Ms Mackay wants to meet with East Dunbartonshire Council’s Depute Chief Executive Thomas Glen regarding consultation with vulnerable groups.
Earlier in the week, council leader Rhondda Geekie admitted live on BBC Scotland that the controversial shared space initiative, which takes in the Catherine Street junction, has failed.
Ms Mackay told the Herald: “I am glad the council leader and I are finally on the same page when it comes to this shared space shambles in Kirkintilloch town centre.
“I would like to thank all of those who spoke out against this, and Liz Gallacher at the Kirkintilloch Herald for excellent and impartial coverage. Though we still have to keep up the pressure.”
“I have written to Depute Chief Executive Thomas Glen, asking how and when we can go about consulting in detail with vulnerable groups over what they would like to see implemented to places like Catherine Street.
“I’m looking forward to this disastrous vanity project by our Labour-led council being sorted out to ensure the needs of all of my constituents are taken into consideration.”
On the radio discussion programme, Councillor Geekie told presenter John Beattie that East Dunbartonshire Council can reverse the controversial changes after saying she is “disappointed it’s not worked in Kirkintilloch”.
Ms Mackay, who was also on the BBC show, said she welcomed the statement from Councillor Geekie and has written to Mr Glen to ask how and when the process can be started and when arrangements will be made to consult with residents and vulnerable groups on safety changes.
On the show, the lcoal MSP outlined the problems at the junction, such as vulnerable constituents being effectively excluded from the town, and how drivers and pedestrians are left confused as to who has the right of way.
Police have dealt with several accidents at the junction, and there have been social media reports of drivers in minor collisions and episodes causing chaos.
Campaigner Sandy Taylor spoke on BBC Radio Scotland shortly after Ms Mackay and Cllr Geekie about safety problems facing disable and elderly people due to the lack of traffic lights
Rona added: “I applaud the tenacity Sandy has shown to help our community.”

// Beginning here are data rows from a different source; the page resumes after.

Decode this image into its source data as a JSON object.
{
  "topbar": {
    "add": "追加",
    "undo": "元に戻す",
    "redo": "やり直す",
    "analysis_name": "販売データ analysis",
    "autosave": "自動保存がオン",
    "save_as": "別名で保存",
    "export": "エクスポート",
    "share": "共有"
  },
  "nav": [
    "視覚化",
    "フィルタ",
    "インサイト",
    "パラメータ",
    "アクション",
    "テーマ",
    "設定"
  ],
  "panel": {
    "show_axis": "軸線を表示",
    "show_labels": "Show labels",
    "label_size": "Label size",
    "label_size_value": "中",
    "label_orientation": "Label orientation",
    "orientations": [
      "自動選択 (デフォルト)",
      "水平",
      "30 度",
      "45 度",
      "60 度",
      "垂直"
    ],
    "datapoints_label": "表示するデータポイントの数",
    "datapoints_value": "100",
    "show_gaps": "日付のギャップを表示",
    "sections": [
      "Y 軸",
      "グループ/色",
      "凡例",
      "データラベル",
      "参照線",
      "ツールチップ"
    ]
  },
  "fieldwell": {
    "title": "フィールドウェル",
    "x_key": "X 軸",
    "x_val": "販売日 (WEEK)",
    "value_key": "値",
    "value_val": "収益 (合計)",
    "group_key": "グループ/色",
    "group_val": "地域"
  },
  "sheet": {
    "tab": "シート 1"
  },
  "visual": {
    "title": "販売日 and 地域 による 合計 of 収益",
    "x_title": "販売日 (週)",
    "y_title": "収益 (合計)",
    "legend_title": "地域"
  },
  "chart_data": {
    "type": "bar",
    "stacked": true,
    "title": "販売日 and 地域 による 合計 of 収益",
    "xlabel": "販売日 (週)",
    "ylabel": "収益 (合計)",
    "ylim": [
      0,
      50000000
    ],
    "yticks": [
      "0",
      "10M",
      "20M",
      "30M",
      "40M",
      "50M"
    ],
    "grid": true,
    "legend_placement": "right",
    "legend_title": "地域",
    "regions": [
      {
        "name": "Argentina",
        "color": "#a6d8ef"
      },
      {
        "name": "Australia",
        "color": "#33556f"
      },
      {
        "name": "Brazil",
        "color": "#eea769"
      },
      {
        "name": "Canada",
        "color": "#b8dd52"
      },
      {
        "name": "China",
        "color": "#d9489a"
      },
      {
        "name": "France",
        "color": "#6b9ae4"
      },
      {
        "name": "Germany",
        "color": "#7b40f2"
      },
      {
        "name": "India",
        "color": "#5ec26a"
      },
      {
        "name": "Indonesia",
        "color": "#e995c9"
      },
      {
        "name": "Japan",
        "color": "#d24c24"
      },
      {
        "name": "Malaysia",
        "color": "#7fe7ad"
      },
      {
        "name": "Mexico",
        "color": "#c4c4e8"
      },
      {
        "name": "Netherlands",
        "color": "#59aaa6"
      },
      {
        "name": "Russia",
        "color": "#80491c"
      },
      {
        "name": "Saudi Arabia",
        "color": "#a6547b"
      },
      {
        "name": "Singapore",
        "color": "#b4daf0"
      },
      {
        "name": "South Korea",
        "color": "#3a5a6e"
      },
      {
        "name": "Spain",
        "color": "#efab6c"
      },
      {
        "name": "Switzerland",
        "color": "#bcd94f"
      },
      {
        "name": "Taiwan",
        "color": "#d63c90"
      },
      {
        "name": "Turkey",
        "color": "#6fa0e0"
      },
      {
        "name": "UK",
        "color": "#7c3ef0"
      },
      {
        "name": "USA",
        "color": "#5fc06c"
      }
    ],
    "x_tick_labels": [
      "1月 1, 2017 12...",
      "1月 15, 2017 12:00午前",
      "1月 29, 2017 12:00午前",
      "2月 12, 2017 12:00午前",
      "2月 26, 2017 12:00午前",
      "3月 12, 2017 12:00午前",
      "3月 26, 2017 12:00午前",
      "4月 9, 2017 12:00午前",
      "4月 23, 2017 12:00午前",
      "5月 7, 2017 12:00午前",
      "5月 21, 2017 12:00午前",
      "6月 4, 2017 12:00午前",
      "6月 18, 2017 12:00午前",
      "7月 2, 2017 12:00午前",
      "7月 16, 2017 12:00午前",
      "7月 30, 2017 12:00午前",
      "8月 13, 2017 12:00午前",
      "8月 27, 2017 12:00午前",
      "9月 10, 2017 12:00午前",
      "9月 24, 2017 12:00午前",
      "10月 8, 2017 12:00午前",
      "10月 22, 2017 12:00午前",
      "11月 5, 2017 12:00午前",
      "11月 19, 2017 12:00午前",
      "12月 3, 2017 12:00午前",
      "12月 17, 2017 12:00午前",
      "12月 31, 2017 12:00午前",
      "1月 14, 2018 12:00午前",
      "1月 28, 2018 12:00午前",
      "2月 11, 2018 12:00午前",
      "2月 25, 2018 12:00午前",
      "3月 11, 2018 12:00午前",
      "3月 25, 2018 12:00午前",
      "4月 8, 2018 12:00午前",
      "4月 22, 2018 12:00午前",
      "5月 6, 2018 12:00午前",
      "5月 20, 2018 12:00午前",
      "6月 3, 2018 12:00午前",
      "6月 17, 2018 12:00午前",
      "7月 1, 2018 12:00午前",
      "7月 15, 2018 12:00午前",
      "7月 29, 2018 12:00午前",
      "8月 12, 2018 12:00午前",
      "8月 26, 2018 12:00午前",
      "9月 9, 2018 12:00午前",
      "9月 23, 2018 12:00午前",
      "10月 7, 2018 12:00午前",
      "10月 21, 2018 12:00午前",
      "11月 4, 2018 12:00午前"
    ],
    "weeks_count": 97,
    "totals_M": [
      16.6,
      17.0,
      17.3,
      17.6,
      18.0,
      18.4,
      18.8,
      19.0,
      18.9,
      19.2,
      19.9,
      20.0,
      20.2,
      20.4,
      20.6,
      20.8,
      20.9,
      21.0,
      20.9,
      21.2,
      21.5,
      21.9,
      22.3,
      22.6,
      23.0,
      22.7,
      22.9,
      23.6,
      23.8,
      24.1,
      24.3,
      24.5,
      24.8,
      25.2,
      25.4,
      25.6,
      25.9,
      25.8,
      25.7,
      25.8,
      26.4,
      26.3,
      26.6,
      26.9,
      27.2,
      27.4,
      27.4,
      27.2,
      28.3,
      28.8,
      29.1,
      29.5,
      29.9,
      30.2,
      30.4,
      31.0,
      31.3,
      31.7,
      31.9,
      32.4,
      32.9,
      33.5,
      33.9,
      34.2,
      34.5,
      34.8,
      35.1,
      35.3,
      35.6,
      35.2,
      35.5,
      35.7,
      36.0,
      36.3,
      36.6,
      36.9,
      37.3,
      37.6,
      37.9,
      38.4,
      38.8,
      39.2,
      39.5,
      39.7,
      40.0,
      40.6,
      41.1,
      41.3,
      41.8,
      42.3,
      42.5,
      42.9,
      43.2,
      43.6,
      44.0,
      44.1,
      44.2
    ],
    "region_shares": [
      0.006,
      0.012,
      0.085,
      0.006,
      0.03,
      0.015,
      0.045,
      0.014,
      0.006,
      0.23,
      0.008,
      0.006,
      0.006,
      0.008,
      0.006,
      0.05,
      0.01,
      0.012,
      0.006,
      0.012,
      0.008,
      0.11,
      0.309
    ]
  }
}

In a previous story, we revealed environment group Sustrans, who funded half of the £3.1 million shared space scheme, have now accepted traffic lights and controlled crossings can form part of shared spaces, after discussion with Scottish Transport Minister Humza Yousaf.